A reader named Kali left an intriguing comment about how she motivates herself to clip coupons, which, you may remember, is not one of my favorite activities. I talked to her recently about a growing trend called coupon trains.
What is a coupon train? It’s simple circle of coupon clippers who send their excess coupons to each other, around and around.
How much time to you spend each week on the coupon train? About an hour. But that’s not an more then I would normally spend clipping coupons for myself.
How does it work? You have somewhere between 5 and 10 coupon clippers. I know there are ones that go across the country. Smaller generally works better. The larger the train, the more coupons that get through, but it takes longer for the train to come visit each station. Everybody sends an envelope every week. The idea is you send a new one each week, and you get one envelope each week. Generally you send the coupons to the next person on the list unless you know someone is on vacation, or if someone had a baby, you can send them specialty coupons.
I’ve been in two coupon trains. One failed completely. It was a large one. It was all over the East Coast, up the entire seaboard and it took forever. People forgot. In my opinion from what I’ve seen 5-10 people works the best. It also helps if there’s wide range of people in it. If everyone is a mom with a 2 year old, everybody wants the same coupons.
Doesn’t the cost of postage outweigh the savings? It’s 44 cents to mail an envelope. Letter size envelope can only take 3 ounces. For every envelope I probably spend $1.25 on postage. I may buy a bigger envelope at the post office, which is $.50. But if I’m pulling $20 worth of coupons each week and I’m spending $2, I’m still saving. People who don’t use a lot of coupons would not be happy with this.
How much have you saved from the train? My biggest one is shaving razors. I got a buy one get one free coupon. They usually run about $7 apiece. And sometimes they stuff extra razors in the bag. I’ve gotten $4 off Claritin, BOGO free pizza. I’ve probably saved well over $100 a month.
How many coupons do you receive in your train? Probably at least one letter size envelope that has at least 100 coupons, on a slow week.
How many do you use? It really depends on the week. I pull $10-$20 worth of coupons from the envelope.
Do you use all coupons you take? Almost always. I’m very picky about my coupons.
How many coupons do you have to add to the train each week? I usually add about 100 per week. Sometimes it’s less, sometimes more.
How did you find a train to join? Through TheGroceryGame.com, but a lot of other places do it too. People form them on Craigslist, soccer moms at schools organize them. TheGroceryGame has a specific forum for it and encourages it. It does not cost money to join. Most of them are (paid) members of the site but I do believe the actual message board on TheGroceryGame is free.

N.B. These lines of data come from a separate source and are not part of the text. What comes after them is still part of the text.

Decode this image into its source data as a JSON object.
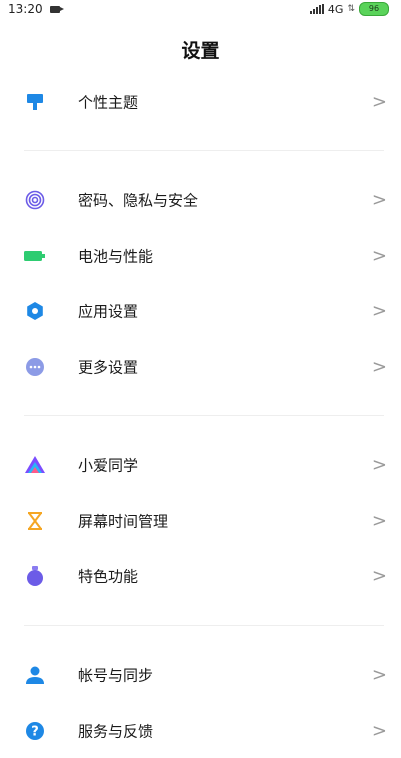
{
  "status_bar": {
    "time": "13:20",
    "network": "4G",
    "battery": "96"
  },
  "header": {
    "title": "设置"
  },
  "items": [
    {
      "label": "个性主题",
      "icon": "theme-brush-icon",
      "color": "#1e88e5"
    },
    {
      "label": "密码、隐私与安全",
      "icon": "fingerprint-icon",
      "color": "#6c5ce7"
    },
    {
      "label": "电池与性能",
      "icon": "battery-icon",
      "color": "#2ecc71"
    },
    {
      "label": "应用设置",
      "icon": "gear-icon",
      "color": "#1e88e5"
    },
    {
      "label": "更多设置",
      "icon": "more-dots-icon",
      "color": "#7b8cde"
    },
    {
      "label": "小爱同学",
      "icon": "xiaoai-icon",
      "color": "#8e44ad"
    },
    {
      "label": "屏幕时间管理",
      "icon": "hourglass-icon",
      "color": "#f5a623"
    },
    {
      "label": "特色功能",
      "icon": "flask-icon",
      "color": "#6c5ce7"
    },
    {
      "label": "帐号与同步",
      "icon": "account-icon",
      "color": "#1e88e5"
    },
    {
      "label": "服务与反馈",
      "icon": "help-icon",
      "color": "#1e88e5"
    }
  ],
  "chevron": ">"
}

Do you know the people in your train? No, not personally.
Do you have safety concerns? I did at first, but my train is very careful to only send out the addresses to the people who need them. In my train, everyone potentially only has one other person in your train who knows your address. Plus the person who receives your envelope.
Anything else you want to add? They’re not any more work – if you normally clip coupons. It’s not a huge commitment.
I’m surprised I’ve never heard of this. It’s fashionable to clip coupons.
Does anybody want to start a coupon train? Leave a comment.